=== ASSIGNED TASK ===
What is the number of lines below that include "text"? Give that number alone.

─── GIVEN RECORDS ───

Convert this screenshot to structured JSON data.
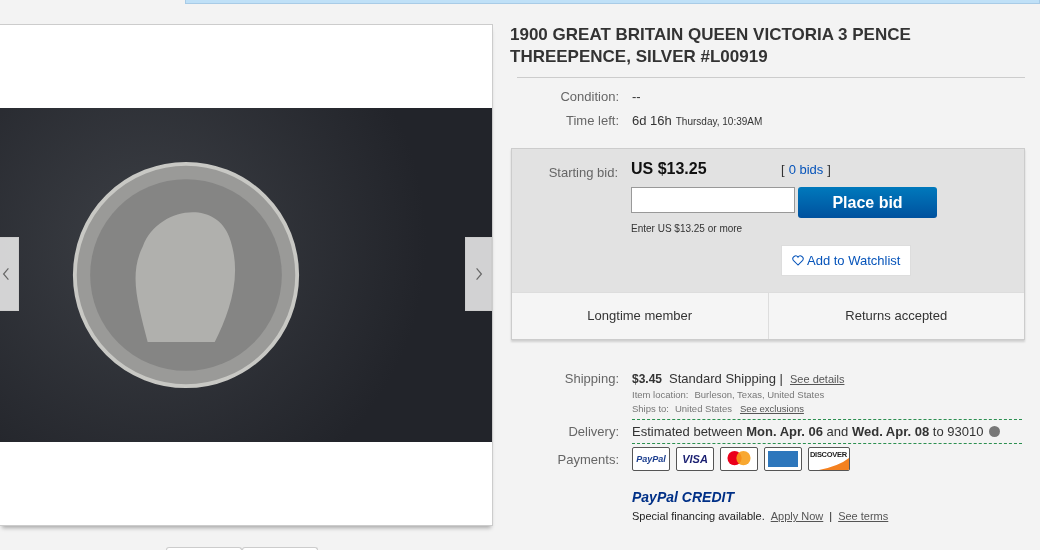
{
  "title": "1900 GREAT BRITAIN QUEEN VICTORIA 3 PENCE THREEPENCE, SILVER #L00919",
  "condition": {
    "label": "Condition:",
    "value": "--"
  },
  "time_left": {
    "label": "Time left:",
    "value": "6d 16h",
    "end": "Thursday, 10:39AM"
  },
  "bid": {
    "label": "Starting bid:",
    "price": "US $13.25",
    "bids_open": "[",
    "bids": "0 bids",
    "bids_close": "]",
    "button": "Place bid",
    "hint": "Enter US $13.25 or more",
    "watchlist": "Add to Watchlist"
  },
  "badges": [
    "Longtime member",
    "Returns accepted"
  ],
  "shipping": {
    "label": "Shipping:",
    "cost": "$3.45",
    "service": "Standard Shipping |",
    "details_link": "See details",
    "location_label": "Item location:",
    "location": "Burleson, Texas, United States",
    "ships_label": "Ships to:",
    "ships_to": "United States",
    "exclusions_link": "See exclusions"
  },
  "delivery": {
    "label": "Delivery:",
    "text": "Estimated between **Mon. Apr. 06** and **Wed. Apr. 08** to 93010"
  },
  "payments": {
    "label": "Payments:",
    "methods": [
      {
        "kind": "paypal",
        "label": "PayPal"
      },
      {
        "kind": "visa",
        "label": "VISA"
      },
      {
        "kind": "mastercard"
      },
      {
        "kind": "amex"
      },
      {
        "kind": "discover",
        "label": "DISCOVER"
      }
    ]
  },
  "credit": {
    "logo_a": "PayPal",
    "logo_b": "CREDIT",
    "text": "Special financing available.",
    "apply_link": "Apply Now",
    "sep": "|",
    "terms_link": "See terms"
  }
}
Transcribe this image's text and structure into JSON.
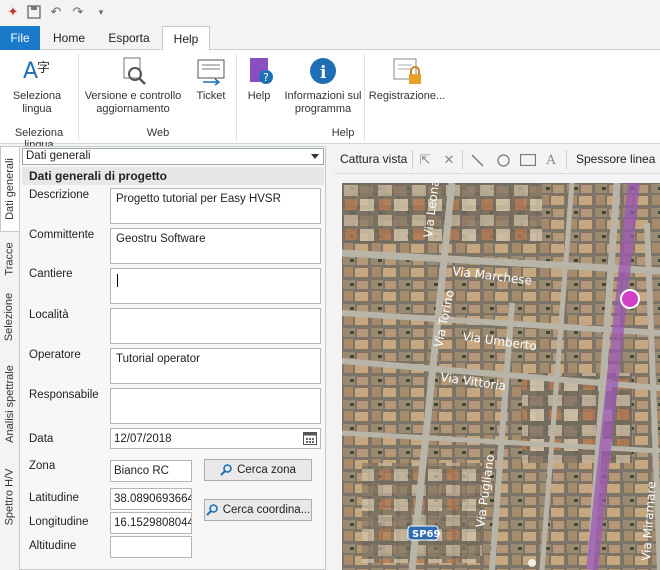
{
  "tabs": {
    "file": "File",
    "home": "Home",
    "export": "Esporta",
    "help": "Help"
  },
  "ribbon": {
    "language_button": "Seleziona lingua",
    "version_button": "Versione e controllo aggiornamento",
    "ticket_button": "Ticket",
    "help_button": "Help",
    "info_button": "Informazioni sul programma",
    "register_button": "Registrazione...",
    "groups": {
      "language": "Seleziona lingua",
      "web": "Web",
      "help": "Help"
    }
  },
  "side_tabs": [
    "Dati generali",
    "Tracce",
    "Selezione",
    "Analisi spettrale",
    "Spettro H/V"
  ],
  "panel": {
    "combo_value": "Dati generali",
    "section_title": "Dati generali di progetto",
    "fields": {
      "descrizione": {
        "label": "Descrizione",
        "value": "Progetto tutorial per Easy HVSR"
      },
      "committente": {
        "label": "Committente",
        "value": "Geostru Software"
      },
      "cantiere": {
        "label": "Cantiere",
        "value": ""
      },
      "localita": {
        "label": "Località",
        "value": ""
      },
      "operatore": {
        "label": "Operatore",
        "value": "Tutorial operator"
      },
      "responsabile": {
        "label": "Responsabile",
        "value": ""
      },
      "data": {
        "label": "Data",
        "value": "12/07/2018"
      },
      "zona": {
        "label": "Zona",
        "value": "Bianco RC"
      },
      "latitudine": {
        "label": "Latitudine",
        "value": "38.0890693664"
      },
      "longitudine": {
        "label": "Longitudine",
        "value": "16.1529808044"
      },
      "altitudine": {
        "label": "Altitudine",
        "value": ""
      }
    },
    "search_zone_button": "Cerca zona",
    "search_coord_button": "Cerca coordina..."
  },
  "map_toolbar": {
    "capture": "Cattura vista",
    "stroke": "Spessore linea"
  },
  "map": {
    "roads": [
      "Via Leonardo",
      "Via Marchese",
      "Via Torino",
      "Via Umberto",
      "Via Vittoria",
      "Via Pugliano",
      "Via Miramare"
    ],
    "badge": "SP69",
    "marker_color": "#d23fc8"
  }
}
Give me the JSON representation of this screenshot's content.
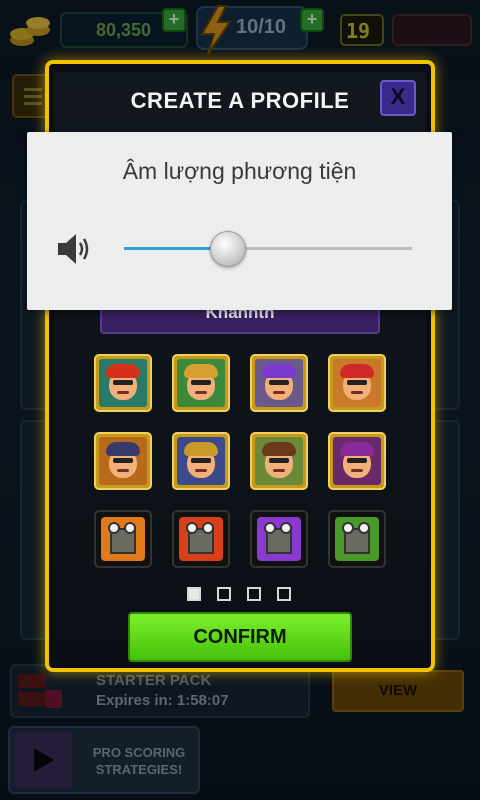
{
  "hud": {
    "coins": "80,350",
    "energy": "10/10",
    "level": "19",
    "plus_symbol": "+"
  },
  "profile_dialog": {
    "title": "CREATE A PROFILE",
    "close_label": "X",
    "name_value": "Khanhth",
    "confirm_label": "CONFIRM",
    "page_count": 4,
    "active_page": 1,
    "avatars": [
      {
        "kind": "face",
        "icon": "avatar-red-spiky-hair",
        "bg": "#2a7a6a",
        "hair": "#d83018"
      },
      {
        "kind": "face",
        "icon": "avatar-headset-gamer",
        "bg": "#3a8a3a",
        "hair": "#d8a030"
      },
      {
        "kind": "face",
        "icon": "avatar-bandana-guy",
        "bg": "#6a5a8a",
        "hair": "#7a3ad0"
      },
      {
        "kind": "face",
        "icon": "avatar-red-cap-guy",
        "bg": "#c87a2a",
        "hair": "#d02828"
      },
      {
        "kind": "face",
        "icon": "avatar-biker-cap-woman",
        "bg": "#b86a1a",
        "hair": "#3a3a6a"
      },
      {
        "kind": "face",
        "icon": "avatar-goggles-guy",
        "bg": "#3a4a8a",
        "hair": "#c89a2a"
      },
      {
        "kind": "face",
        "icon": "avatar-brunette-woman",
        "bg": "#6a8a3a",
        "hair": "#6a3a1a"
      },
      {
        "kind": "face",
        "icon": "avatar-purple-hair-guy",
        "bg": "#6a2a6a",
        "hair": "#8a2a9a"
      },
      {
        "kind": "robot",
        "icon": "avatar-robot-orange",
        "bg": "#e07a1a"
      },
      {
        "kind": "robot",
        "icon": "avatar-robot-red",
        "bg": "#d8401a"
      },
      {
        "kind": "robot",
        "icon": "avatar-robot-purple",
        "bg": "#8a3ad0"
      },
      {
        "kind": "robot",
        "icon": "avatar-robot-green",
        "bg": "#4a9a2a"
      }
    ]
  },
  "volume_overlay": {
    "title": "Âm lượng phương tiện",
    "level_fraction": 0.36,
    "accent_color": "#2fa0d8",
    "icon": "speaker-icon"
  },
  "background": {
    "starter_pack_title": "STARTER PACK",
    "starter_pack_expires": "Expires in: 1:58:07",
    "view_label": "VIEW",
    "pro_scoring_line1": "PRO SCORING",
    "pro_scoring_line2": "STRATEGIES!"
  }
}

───

=== YOUR RESPONSE ===
3